● What is needed: Work through the records below and tally every line containing "data". Reply with the total alone.
════════════════════
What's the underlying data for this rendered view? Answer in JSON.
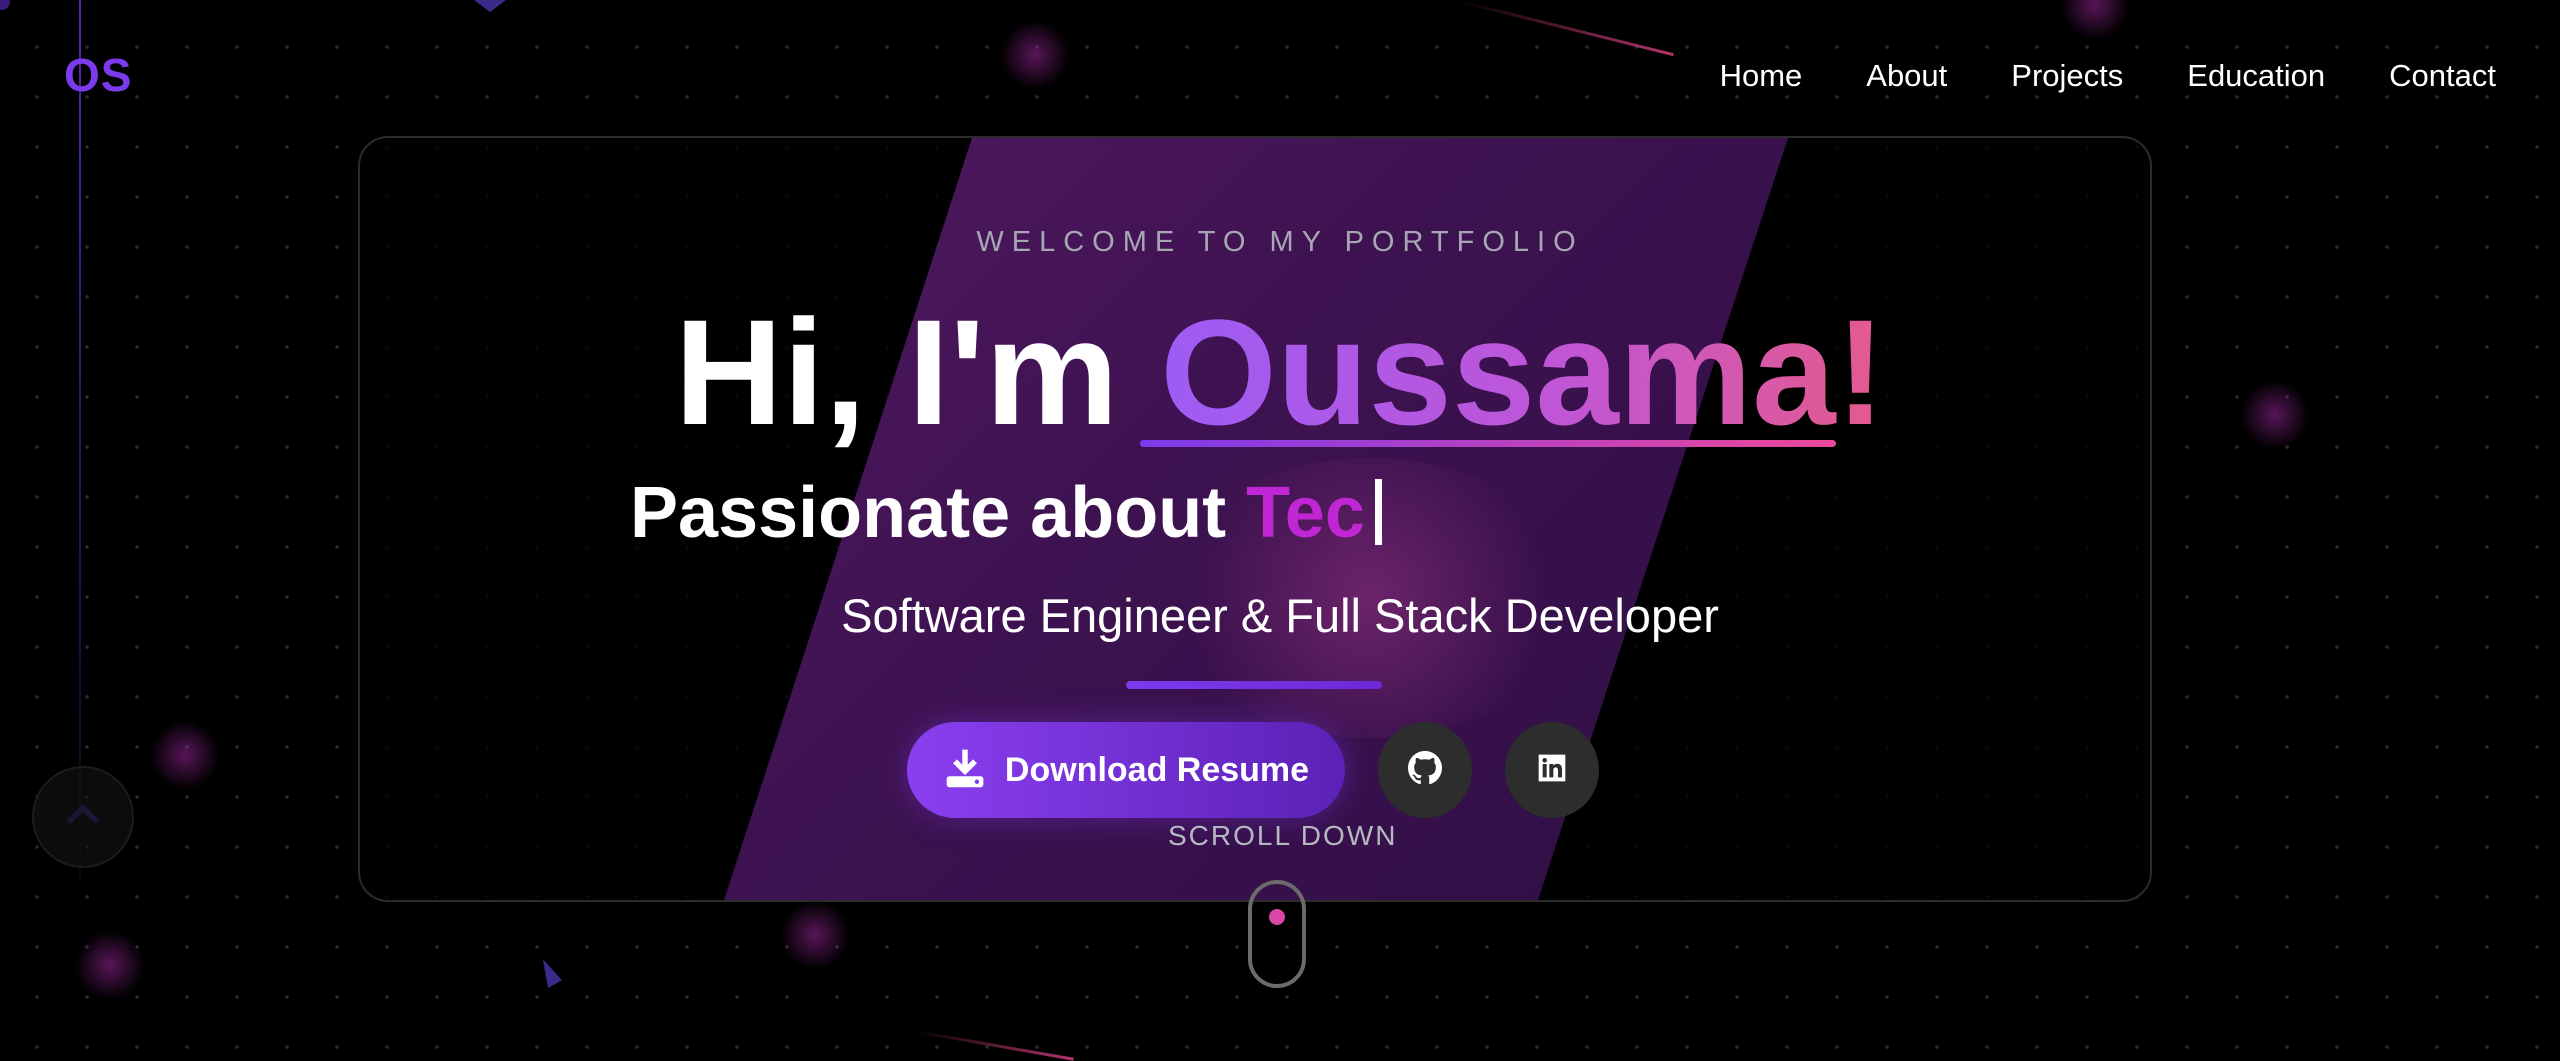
{
  "logo": "OS",
  "nav": {
    "items": [
      "Home",
      "About",
      "Projects",
      "Education",
      "Contact"
    ]
  },
  "hero": {
    "eyebrow": "WELCOME TO MY PORTFOLIO",
    "greeting": "Hi, I'm ",
    "name": "Oussama!",
    "tagline_prefix": "Passionate about ",
    "tagline_word": "Tec",
    "subtitle": "Software Engineer & Full Stack Developer",
    "resume_button": "Download Resume",
    "scroll_label": "SCROLL DOWN"
  },
  "icons": {
    "download": "download-icon",
    "github": "github-icon",
    "linkedin": "linkedin-icon",
    "back_to_top": "chevron-up-icon"
  },
  "colors": {
    "accent": "#7c3aed",
    "pink": "#ec4899",
    "magenta": "#c026d3",
    "background": "#000000"
  }
}
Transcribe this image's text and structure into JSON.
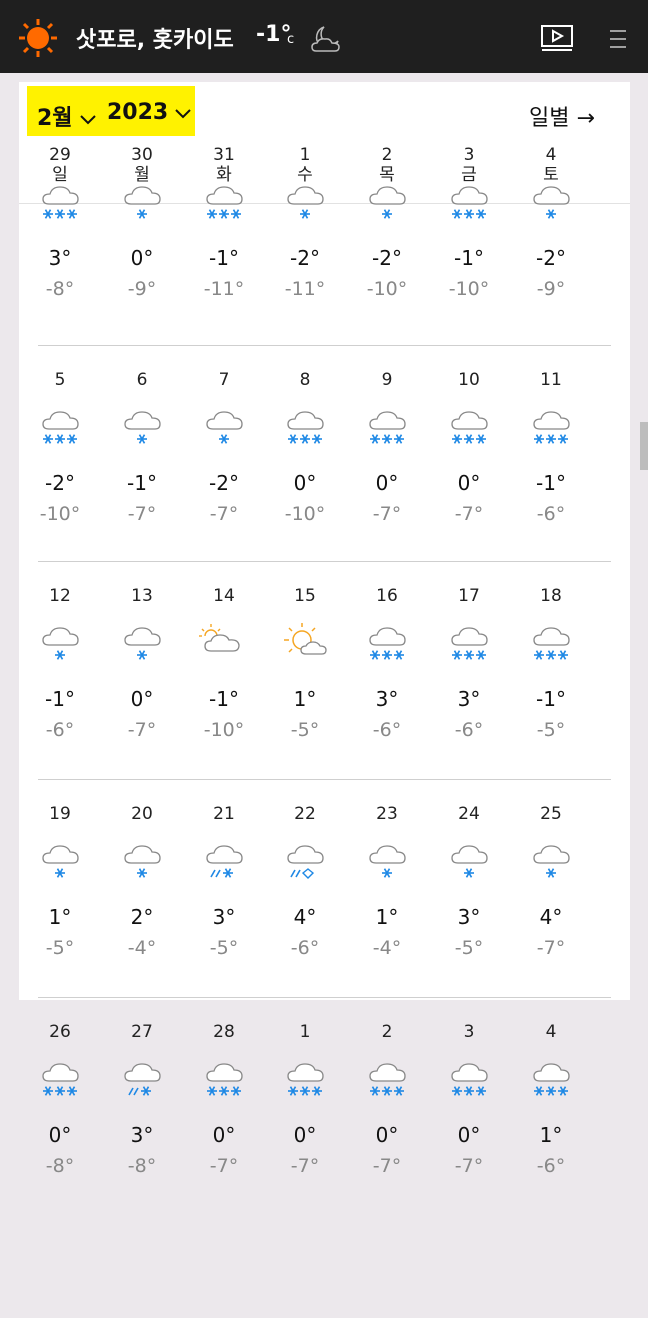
{
  "header": {
    "location": "삿포로, 홋카이도",
    "current_temp": "-1°",
    "unit": "c",
    "logo_icon": "sun-icon",
    "condition_icon": "moon-cloud-icon",
    "video_icon": "video-play-icon",
    "menu_icon": "hamburger-menu-icon"
  },
  "controls": {
    "month": "2월",
    "year": "2023",
    "daily_link": "일별 →",
    "highlight_color": "#fff200"
  },
  "weekdays": [
    "일",
    "월",
    "화",
    "수",
    "목",
    "금",
    "토"
  ],
  "colors": {
    "snow": "#1e88e5",
    "sun": "#f5a623",
    "low_temp": "#888888"
  },
  "weeks": [
    [
      {
        "date": "29",
        "icon": "heavy-snow",
        "hi": "3°",
        "lo": "-8°"
      },
      {
        "date": "30",
        "icon": "light-snow",
        "hi": "0°",
        "lo": "-9°"
      },
      {
        "date": "31",
        "icon": "heavy-snow",
        "hi": "-1°",
        "lo": "-11°"
      },
      {
        "date": "1",
        "icon": "light-snow",
        "hi": "-2°",
        "lo": "-11°"
      },
      {
        "date": "2",
        "icon": "light-snow",
        "hi": "-2°",
        "lo": "-10°"
      },
      {
        "date": "3",
        "icon": "heavy-snow",
        "hi": "-1°",
        "lo": "-10°"
      },
      {
        "date": "4",
        "icon": "light-snow",
        "hi": "-2°",
        "lo": "-9°"
      }
    ],
    [
      {
        "date": "5",
        "icon": "heavy-snow",
        "hi": "-2°",
        "lo": "-10°"
      },
      {
        "date": "6",
        "icon": "light-snow",
        "hi": "-1°",
        "lo": "-7°"
      },
      {
        "date": "7",
        "icon": "light-snow",
        "hi": "-2°",
        "lo": "-7°"
      },
      {
        "date": "8",
        "icon": "heavy-snow",
        "hi": "0°",
        "lo": "-10°"
      },
      {
        "date": "9",
        "icon": "heavy-snow",
        "hi": "0°",
        "lo": "-7°"
      },
      {
        "date": "10",
        "icon": "heavy-snow",
        "hi": "0°",
        "lo": "-7°"
      },
      {
        "date": "11",
        "icon": "heavy-snow",
        "hi": "-1°",
        "lo": "-6°"
      }
    ],
    [
      {
        "date": "12",
        "icon": "light-snow",
        "hi": "-1°",
        "lo": "-6°"
      },
      {
        "date": "13",
        "icon": "light-snow",
        "hi": "0°",
        "lo": "-7°"
      },
      {
        "date": "14",
        "icon": "mostly-cloudy",
        "hi": "-1°",
        "lo": "-10°"
      },
      {
        "date": "15",
        "icon": "partly-sunny",
        "hi": "1°",
        "lo": "-5°"
      },
      {
        "date": "16",
        "icon": "heavy-snow",
        "hi": "3°",
        "lo": "-6°"
      },
      {
        "date": "17",
        "icon": "heavy-snow",
        "hi": "3°",
        "lo": "-6°"
      },
      {
        "date": "18",
        "icon": "heavy-snow",
        "hi": "-1°",
        "lo": "-5°"
      }
    ],
    [
      {
        "date": "19",
        "icon": "light-snow",
        "hi": "1°",
        "lo": "-5°"
      },
      {
        "date": "20",
        "icon": "light-snow",
        "hi": "2°",
        "lo": "-4°"
      },
      {
        "date": "21",
        "icon": "rain-snow",
        "hi": "3°",
        "lo": "-5°"
      },
      {
        "date": "22",
        "icon": "rain-sleet",
        "hi": "4°",
        "lo": "-6°"
      },
      {
        "date": "23",
        "icon": "light-snow",
        "hi": "1°",
        "lo": "-4°"
      },
      {
        "date": "24",
        "icon": "light-snow",
        "hi": "3°",
        "lo": "-5°"
      },
      {
        "date": "25",
        "icon": "light-snow",
        "hi": "4°",
        "lo": "-7°"
      }
    ],
    [
      {
        "date": "26",
        "icon": "heavy-snow",
        "hi": "0°",
        "lo": "-8°"
      },
      {
        "date": "27",
        "icon": "rain-snow",
        "hi": "3°",
        "lo": "-8°"
      },
      {
        "date": "28",
        "icon": "heavy-snow",
        "hi": "0°",
        "lo": "-7°"
      },
      {
        "date": "1",
        "icon": "heavy-snow",
        "hi": "0°",
        "lo": "-7°"
      },
      {
        "date": "2",
        "icon": "heavy-snow",
        "hi": "0°",
        "lo": "-7°"
      },
      {
        "date": "3",
        "icon": "heavy-snow",
        "hi": "0°",
        "lo": "-7°"
      },
      {
        "date": "4",
        "icon": "heavy-snow",
        "hi": "1°",
        "lo": "-6°"
      }
    ]
  ]
}
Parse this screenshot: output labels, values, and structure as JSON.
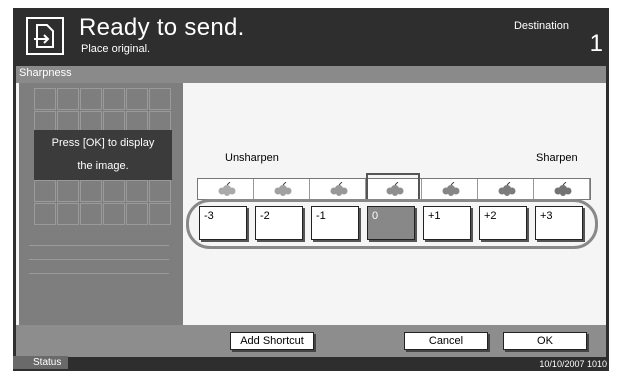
{
  "header": {
    "title": "Ready to send.",
    "subtitle": "Place original.",
    "destination_label": "Destination",
    "destination_count": "1"
  },
  "section": {
    "label": "Sharpness"
  },
  "preview": {
    "message_line1": "Press [OK] to display",
    "message_line2": "the image."
  },
  "scale": {
    "left_label": "Unsharpen",
    "right_label": "Sharpen",
    "levels": [
      "-3",
      "-2",
      "-1",
      "0",
      "+1",
      "+2",
      "+3"
    ],
    "selected": "0"
  },
  "footer": {
    "add_shortcut": "Add Shortcut",
    "cancel": "Cancel",
    "ok": "OK"
  },
  "status": {
    "button": "Status",
    "datetime": "10/10/2007   1010"
  },
  "colors": {
    "panel": "#2e2e2e",
    "section_bar": "#8a8a8a",
    "selected": "#888888"
  }
}
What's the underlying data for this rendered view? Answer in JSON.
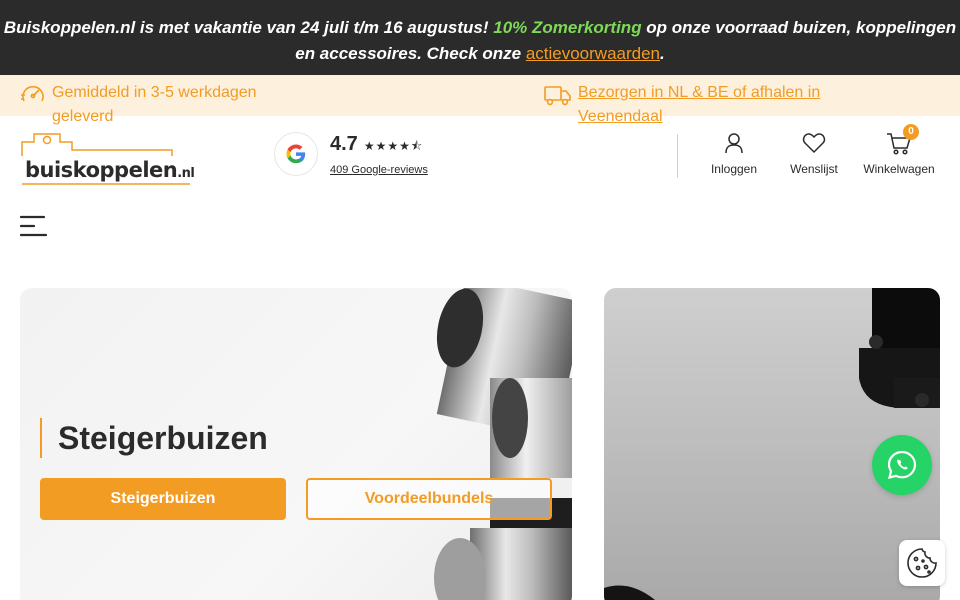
{
  "promo": {
    "text_before": "Buiskoppelen.nl is met vakantie van 24 juli t/m 16 augustus! ",
    "highlight": "10% Zomerkorting",
    "text_middle": " op onze voorraad buizen, koppelingen en accessoires. Check onze ",
    "link": "actievoorwaarden",
    "text_after": "."
  },
  "usp": {
    "delivery": "Gemiddeld in 3-5 werkdagen geleverd",
    "shipping": "Bezorgen in NL & BE of afhalen in Veenendaal"
  },
  "logo": {
    "main": "buiskoppelen",
    "suffix": ".nl"
  },
  "reviews": {
    "score": "4.7",
    "stars": "★★★★⯪",
    "count_label": "409 Google-reviews"
  },
  "nav": {
    "login": "Inloggen",
    "wishlist": "Wenslijst",
    "cart": "Winkelwagen",
    "cart_count": "0"
  },
  "hero": {
    "title": "Steigerbuizen",
    "primary_button": "Steigerbuizen",
    "secondary_button": "Voordeelbundels"
  },
  "colors": {
    "accent": "#f39c24",
    "promo_bg": "#2b2b2b",
    "promo_highlight": "#7ed957",
    "usp_bg": "#fdf0dc",
    "whatsapp": "#25d366"
  },
  "icons": [
    "speedometer-icon",
    "truck-icon",
    "google-icon",
    "user-icon",
    "heart-icon",
    "cart-icon",
    "hamburger-menu-icon",
    "whatsapp-icon",
    "cookie-icon"
  ]
}
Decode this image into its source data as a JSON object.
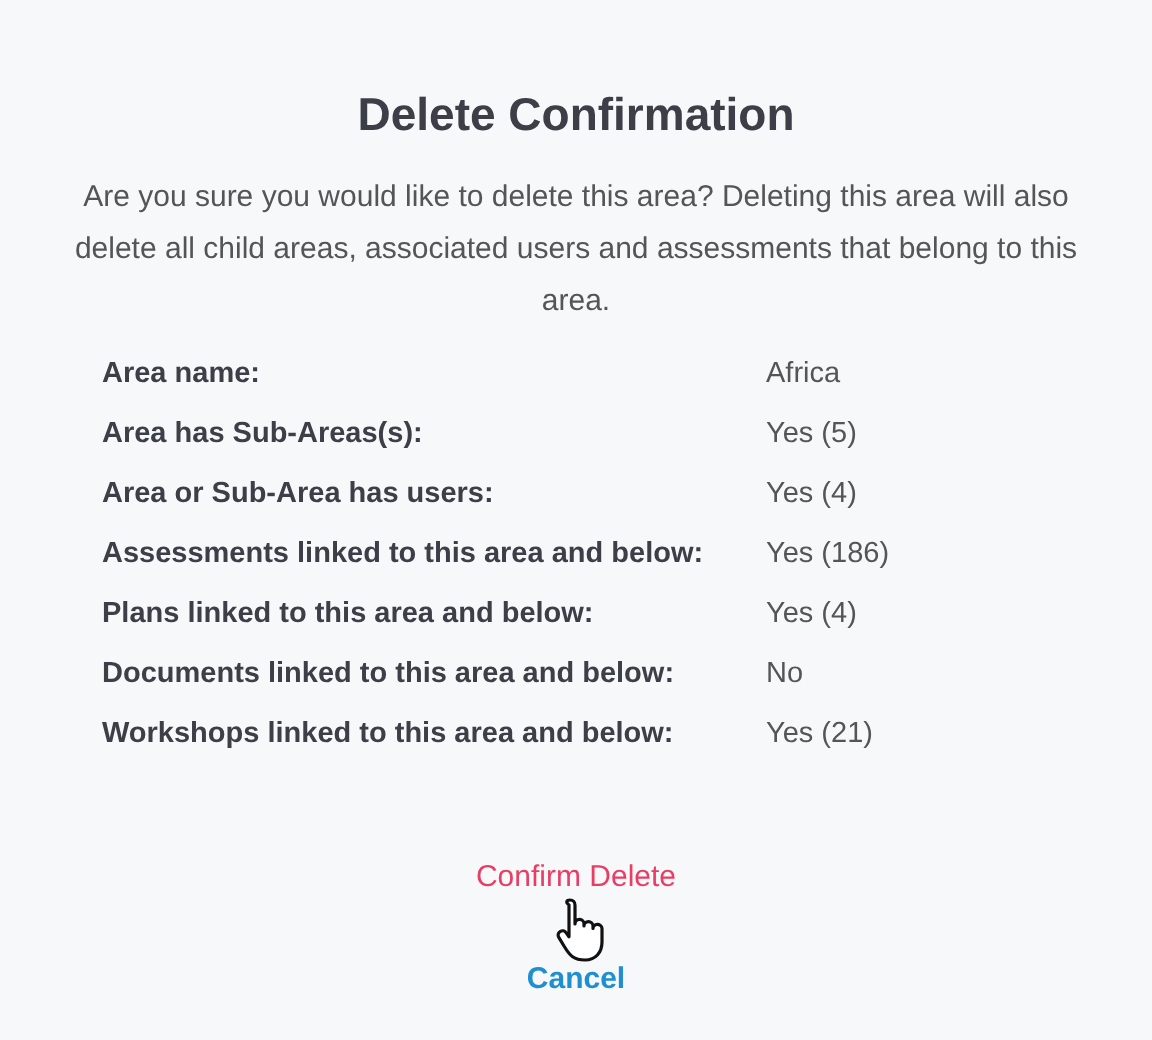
{
  "dialog": {
    "title": "Delete Confirmation",
    "message": "Are you sure you would like to delete this area? Deleting this area will also delete all child areas, associated users and assessments that belong to this area.",
    "details": [
      {
        "label": "Area name:",
        "value": "Africa"
      },
      {
        "label": "Area has Sub-Areas(s):",
        "value": "Yes (5)"
      },
      {
        "label": "Area or Sub-Area has users:",
        "value": "Yes (4)"
      },
      {
        "label": "Assessments linked to this area and below:",
        "value": "Yes (186)"
      },
      {
        "label": "Plans linked to this area and below:",
        "value": "Yes (4)"
      },
      {
        "label": "Documents linked to this area and below:",
        "value": "No"
      },
      {
        "label": "Workshops linked to this area and below:",
        "value": "Yes (21)"
      }
    ],
    "actions": [
      {
        "label": "Confirm Delete",
        "kind": "danger"
      },
      {
        "label": "Cancel",
        "kind": "primary"
      }
    ]
  }
}
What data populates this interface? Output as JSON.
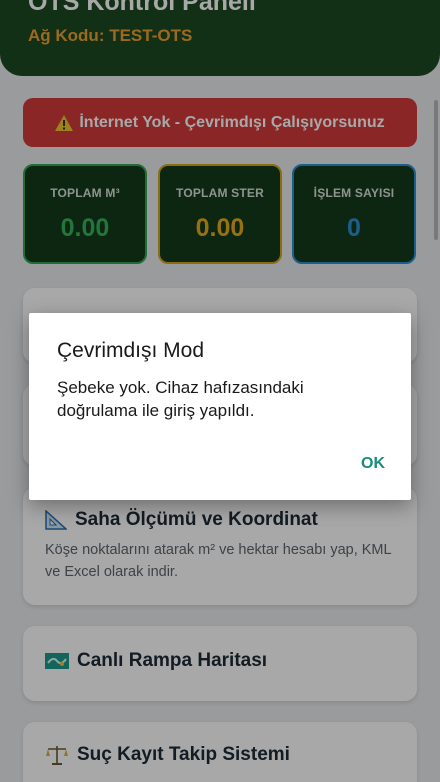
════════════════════
● Written solution: 4